═══ Recorded data
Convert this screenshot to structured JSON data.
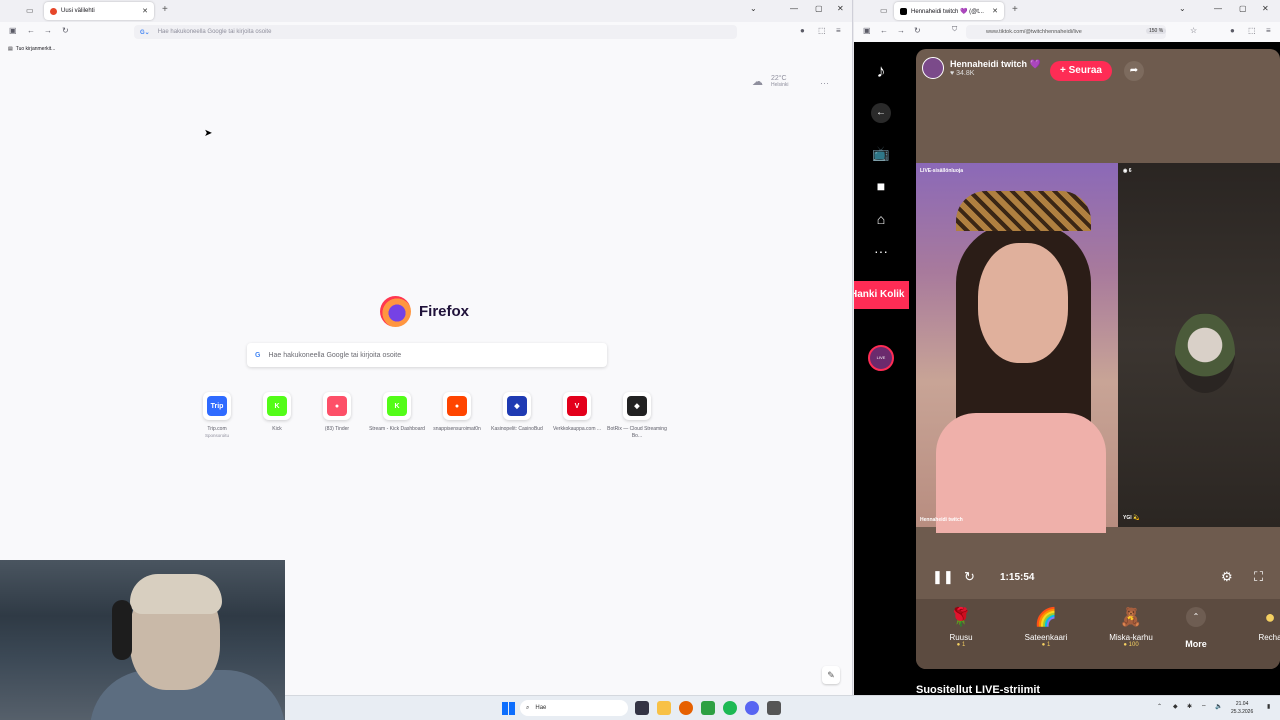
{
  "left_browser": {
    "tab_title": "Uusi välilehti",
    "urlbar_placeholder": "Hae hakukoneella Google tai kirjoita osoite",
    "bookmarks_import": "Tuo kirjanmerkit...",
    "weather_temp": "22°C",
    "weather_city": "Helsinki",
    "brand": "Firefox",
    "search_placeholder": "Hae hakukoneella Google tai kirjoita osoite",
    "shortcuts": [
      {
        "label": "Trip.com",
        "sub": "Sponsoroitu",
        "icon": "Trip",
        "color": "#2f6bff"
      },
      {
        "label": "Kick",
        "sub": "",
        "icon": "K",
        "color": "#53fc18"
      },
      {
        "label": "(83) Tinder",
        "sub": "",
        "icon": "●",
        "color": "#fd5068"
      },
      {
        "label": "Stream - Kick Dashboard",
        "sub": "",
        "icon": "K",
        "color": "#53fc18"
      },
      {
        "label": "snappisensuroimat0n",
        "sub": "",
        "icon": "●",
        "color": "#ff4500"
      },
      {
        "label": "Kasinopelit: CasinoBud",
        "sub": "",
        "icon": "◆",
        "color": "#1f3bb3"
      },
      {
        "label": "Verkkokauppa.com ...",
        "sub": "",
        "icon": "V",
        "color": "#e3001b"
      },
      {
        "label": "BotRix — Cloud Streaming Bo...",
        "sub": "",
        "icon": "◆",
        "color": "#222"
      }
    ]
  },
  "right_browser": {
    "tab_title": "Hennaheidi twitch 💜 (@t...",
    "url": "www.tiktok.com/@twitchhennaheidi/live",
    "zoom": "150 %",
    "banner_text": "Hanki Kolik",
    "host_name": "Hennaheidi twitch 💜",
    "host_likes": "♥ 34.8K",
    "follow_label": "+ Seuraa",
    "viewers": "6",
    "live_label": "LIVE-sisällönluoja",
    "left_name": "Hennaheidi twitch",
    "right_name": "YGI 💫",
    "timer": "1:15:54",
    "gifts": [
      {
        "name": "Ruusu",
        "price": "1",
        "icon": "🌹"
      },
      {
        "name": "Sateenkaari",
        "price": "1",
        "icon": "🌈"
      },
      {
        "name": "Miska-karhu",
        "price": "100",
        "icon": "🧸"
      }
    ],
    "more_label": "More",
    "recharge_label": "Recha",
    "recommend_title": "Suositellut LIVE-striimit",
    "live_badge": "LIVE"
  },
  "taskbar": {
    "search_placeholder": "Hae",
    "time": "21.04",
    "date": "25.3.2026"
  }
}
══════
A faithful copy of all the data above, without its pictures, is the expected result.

Convert this screenshot to structured JSON data.
{
  "left_browser": {
    "tab_title": "Uusi välilehti",
    "urlbar_placeholder": "Hae hakukoneella Google tai kirjoita osoite",
    "bookmarks_import": "Tuo kirjanmerkit...",
    "weather_temp": "22°C",
    "weather_city": "Helsinki",
    "brand": "Firefox",
    "search_placeholder": "Hae hakukoneella Google tai kirjoita osoite",
    "shortcuts": [
      {
        "label": "Trip.com",
        "sub": "Sponsoroitu",
        "icon": "Trip",
        "color": "#2f6bff"
      },
      {
        "label": "Kick",
        "sub": "",
        "icon": "K",
        "color": "#53fc18"
      },
      {
        "label": "(83) Tinder",
        "sub": "",
        "icon": "●",
        "color": "#fd5068"
      },
      {
        "label": "Stream - Kick Dashboard",
        "sub": "",
        "icon": "K",
        "color": "#53fc18"
      },
      {
        "label": "snappisensuroimat0n",
        "sub": "",
        "icon": "●",
        "color": "#ff4500"
      },
      {
        "label": "Kasinopelit: CasinoBud",
        "sub": "",
        "icon": "◆",
        "color": "#1f3bb3"
      },
      {
        "label": "Verkkokauppa.com ...",
        "sub": "",
        "icon": "V",
        "color": "#e3001b"
      },
      {
        "label": "BotRix — Cloud Streaming Bo...",
        "sub": "",
        "icon": "◆",
        "color": "#222"
      }
    ]
  },
  "right_browser": {
    "tab_title": "Hennaheidi twitch 💜 (@t...",
    "url": "www.tiktok.com/@twitchhennaheidi/live",
    "zoom": "150 %",
    "banner_text": "Hanki Kolik",
    "host_name": "Hennaheidi twitch 💜",
    "host_likes": "♥ 34.8K",
    "follow_label": "+ Seuraa",
    "viewers": "6",
    "live_label": "LIVE-sisällönluoja",
    "left_name": "Hennaheidi twitch",
    "right_name": "YGI 💫",
    "timer": "1:15:54",
    "gifts": [
      {
        "name": "Ruusu",
        "price": "1",
        "icon": "🌹"
      },
      {
        "name": "Sateenkaari",
        "price": "1",
        "icon": "🌈"
      },
      {
        "name": "Miska-karhu",
        "price": "100",
        "icon": "🧸"
      }
    ],
    "more_label": "More",
    "recharge_label": "Recha",
    "recommend_title": "Suositellut LIVE-striimit",
    "live_badge": "LIVE"
  },
  "taskbar": {
    "search_placeholder": "Hae",
    "time": "21.04",
    "date": "25.3.2026"
  }
}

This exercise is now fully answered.